Data for review >>
---------------
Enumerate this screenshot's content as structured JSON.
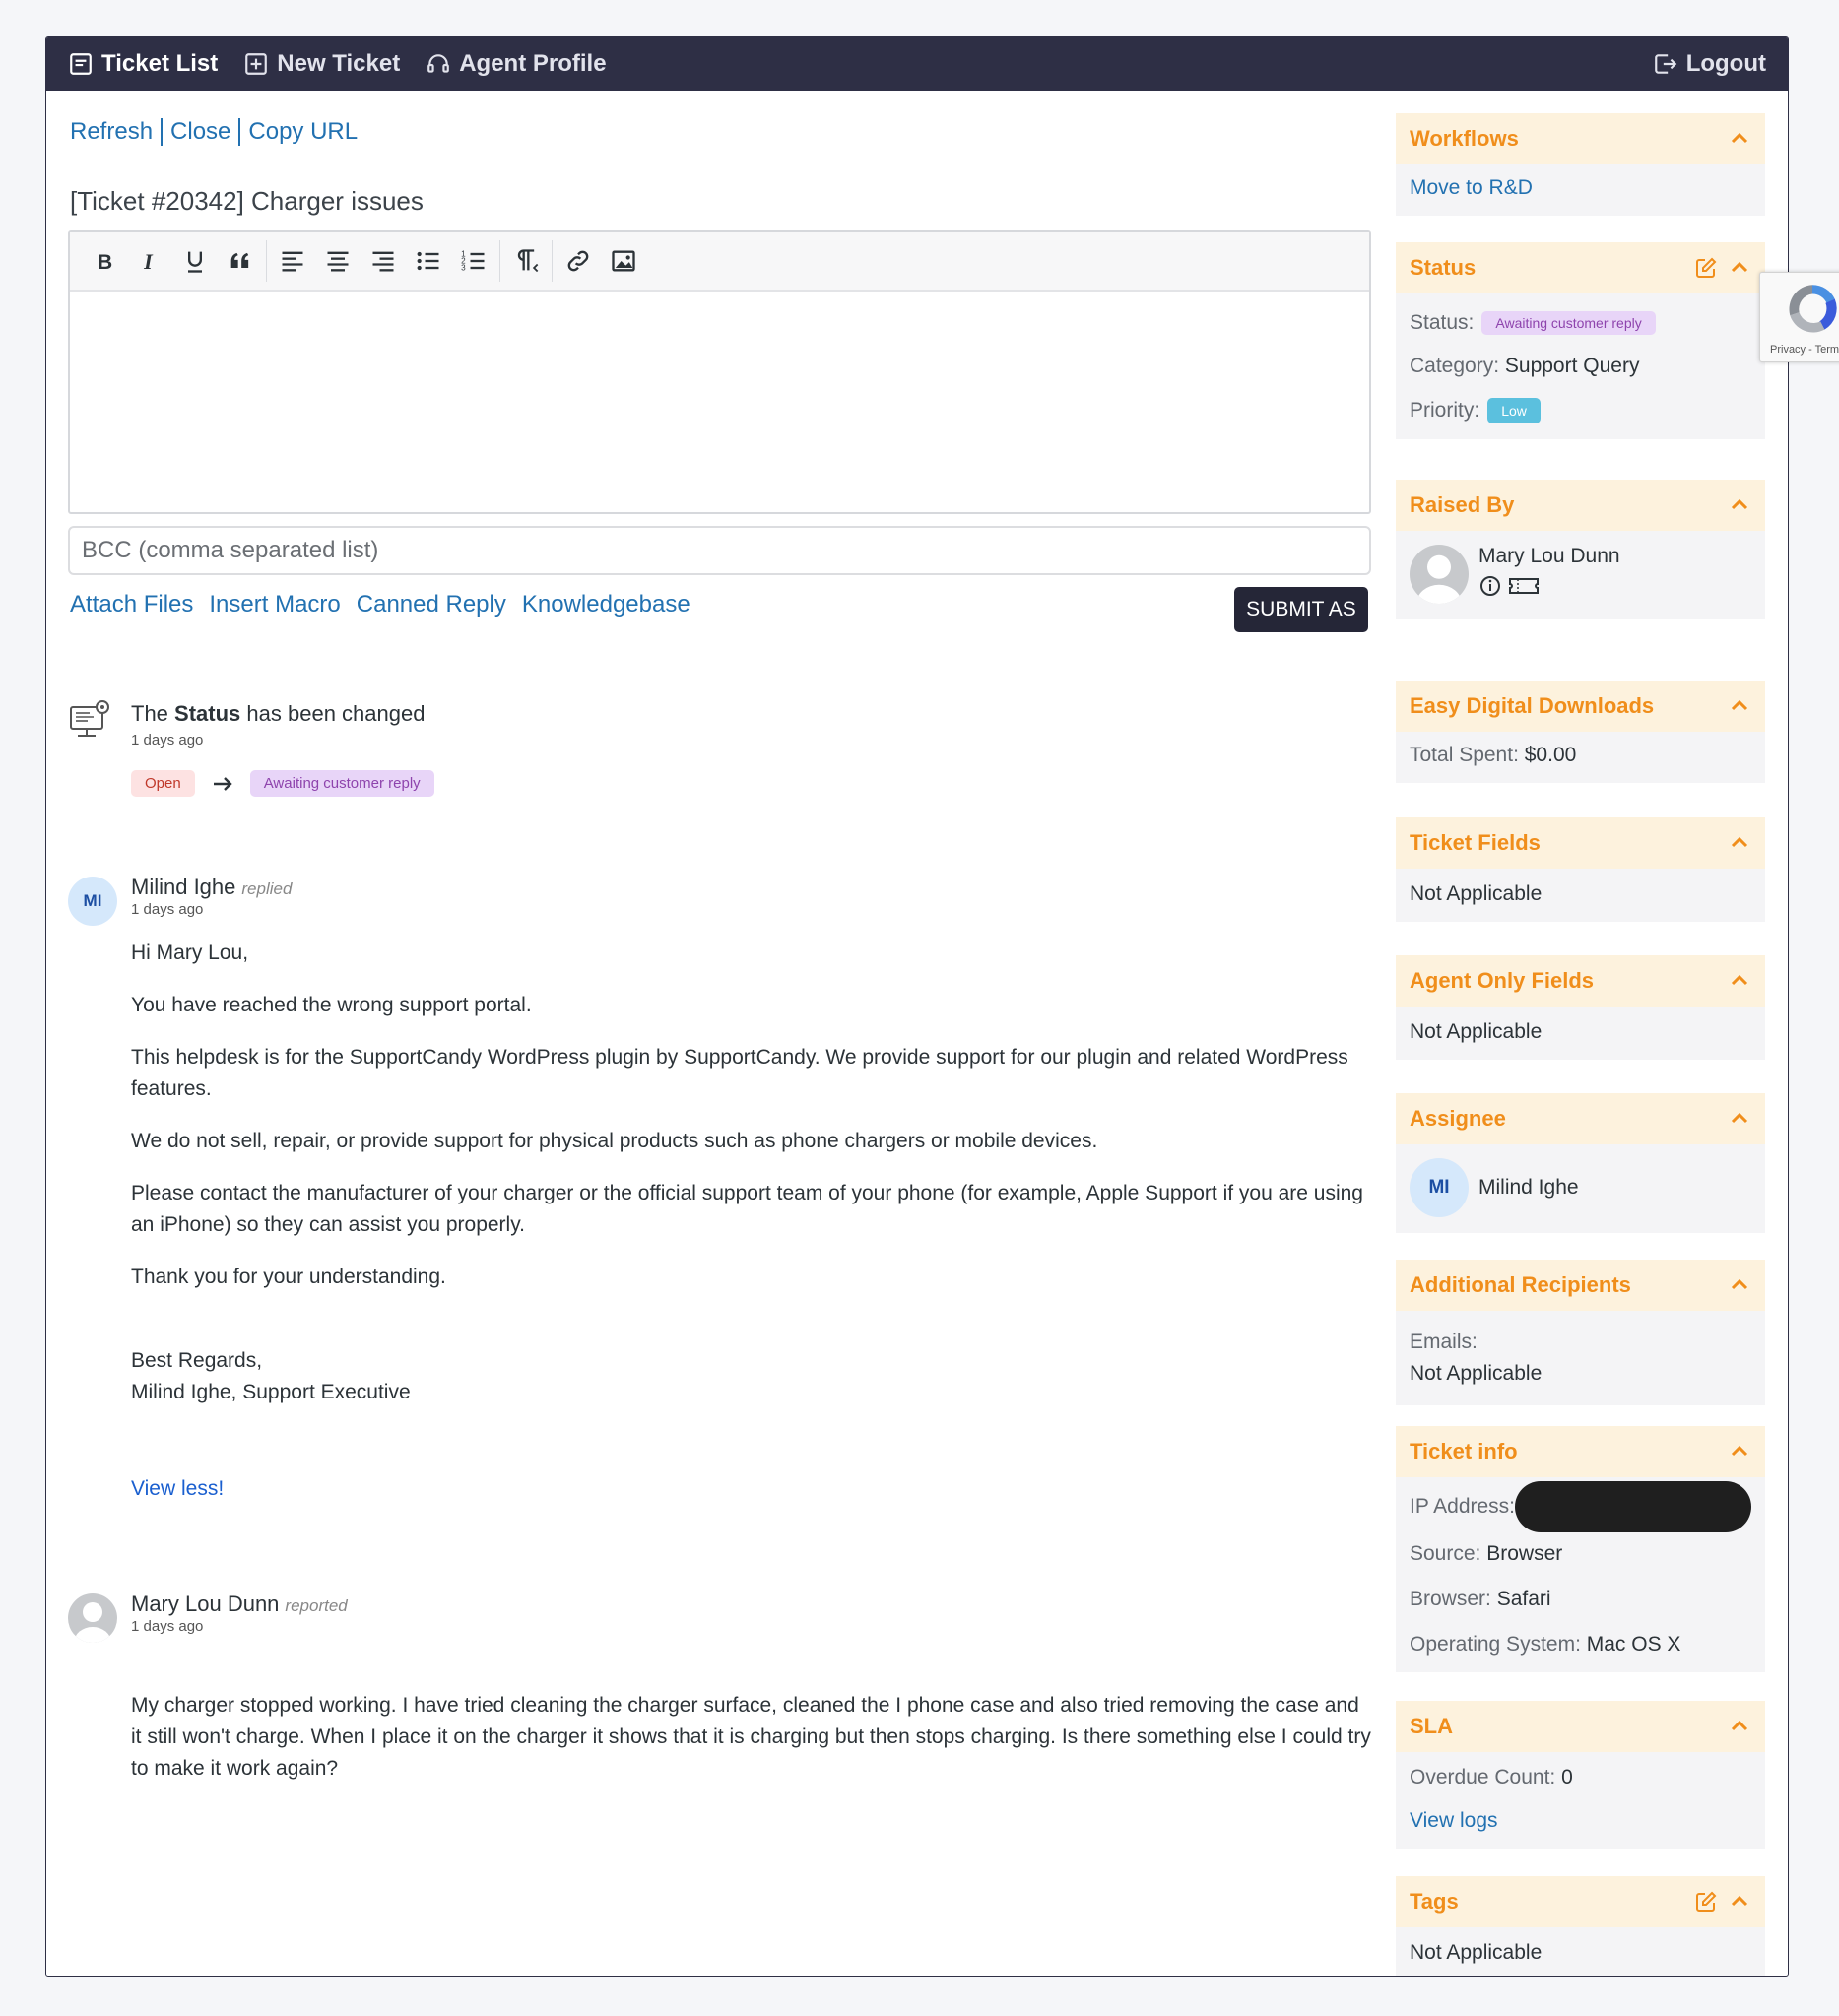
{
  "nav": {
    "ticket_list": "Ticket List",
    "new_ticket": "New Ticket",
    "agent_profile": "Agent Profile",
    "logout": "Logout"
  },
  "actions": {
    "refresh": "Refresh",
    "close": "Close",
    "copy_url": "Copy URL"
  },
  "ticket": {
    "subject": "[Ticket #20342] Charger issues"
  },
  "editor": {
    "toolbar": [
      "bold-icon",
      "italic-icon",
      "underline-icon",
      "blockquote-icon",
      "align-left-icon",
      "align-center-icon",
      "align-right-icon",
      "bullet-list-icon",
      "numbered-list-icon",
      "rtl-icon",
      "link-icon",
      "image-icon"
    ],
    "bcc_placeholder": "BCC (comma separated list)",
    "attach_files": "Attach Files",
    "insert_macro": "Insert Macro",
    "canned_reply": "Canned Reply",
    "knowledgebase": "Knowledgebase",
    "submit_label": "SUBMIT AS"
  },
  "thread": {
    "log": {
      "prefix": "The",
      "field": "Status",
      "suffix": "has been changed",
      "time": "1 days ago",
      "from": "Open",
      "to": "Awaiting customer reply"
    },
    "reply": {
      "initials": "MI",
      "author": "Milind Ighe",
      "action": "replied",
      "time": "1 days ago",
      "paragraphs": [
        "Hi Mary Lou,",
        "You have reached the wrong support portal.",
        "This helpdesk is for the SupportCandy WordPress plugin by SupportCandy. We provide support for our plugin and related WordPress features.",
        "We do not sell, repair, or provide support for physical products such as phone chargers or mobile devices.",
        "Please contact the manufacturer of your charger or the official support team of your phone (for example, Apple Support if you are using an iPhone) so they can assist you properly.",
        "Thank you for your understanding."
      ],
      "regards": "Best Regards,",
      "signature": "Milind Ighe, Support Executive",
      "view_less": "View less!"
    },
    "report": {
      "author": "Mary Lou Dunn",
      "action": "reported",
      "time": "1 days ago",
      "text": "My charger stopped working. I have tried cleaning the charger surface, cleaned the I phone case and also tried removing the case and it still won't charge. When I place it on the charger it shows that it is charging but then stops charging. Is there something else I could try to make it work again?"
    }
  },
  "sidebar": {
    "workflows": {
      "title": "Workflows",
      "link": "Move to R&D"
    },
    "status": {
      "title": "Status",
      "status_label": "Status:",
      "status_value": "Awaiting customer reply",
      "category_label": "Category:",
      "category_value": "Support Query",
      "priority_label": "Priority:",
      "priority_value": "Low"
    },
    "raised_by": {
      "title": "Raised By",
      "name": "Mary Lou Dunn"
    },
    "edd": {
      "title": "Easy Digital Downloads",
      "label": "Total Spent:",
      "value": "$0.00"
    },
    "ticket_fields": {
      "title": "Ticket Fields",
      "value": "Not Applicable"
    },
    "agent_only_fields": {
      "title": "Agent Only Fields",
      "value": "Not Applicable"
    },
    "assignee": {
      "title": "Assignee",
      "initials": "MI",
      "name": "Milind Ighe"
    },
    "additional_recipients": {
      "title": "Additional Recipients",
      "label": "Emails:",
      "value": "Not Applicable"
    },
    "ticket_info": {
      "title": "Ticket info",
      "ip_label": "IP Address:",
      "source_label": "Source:",
      "source_value": "Browser",
      "browser_label": "Browser:",
      "browser_value": "Safari",
      "os_label": "Operating System:",
      "os_value": "Mac OS X"
    },
    "sla": {
      "title": "SLA",
      "label": "Overdue Count:",
      "value": "0",
      "link": "View logs"
    },
    "tags": {
      "title": "Tags",
      "value": "Not Applicable"
    }
  },
  "recaptcha": {
    "text": "Privacy - Terms"
  },
  "colors": {
    "nav_bg": "#2e2f45",
    "accent_orange": "#f08e1b",
    "link_blue": "#2271b1",
    "priority_low": "#5bc0de"
  }
}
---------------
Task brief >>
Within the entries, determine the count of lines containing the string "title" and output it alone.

Answer for this exercise >>
11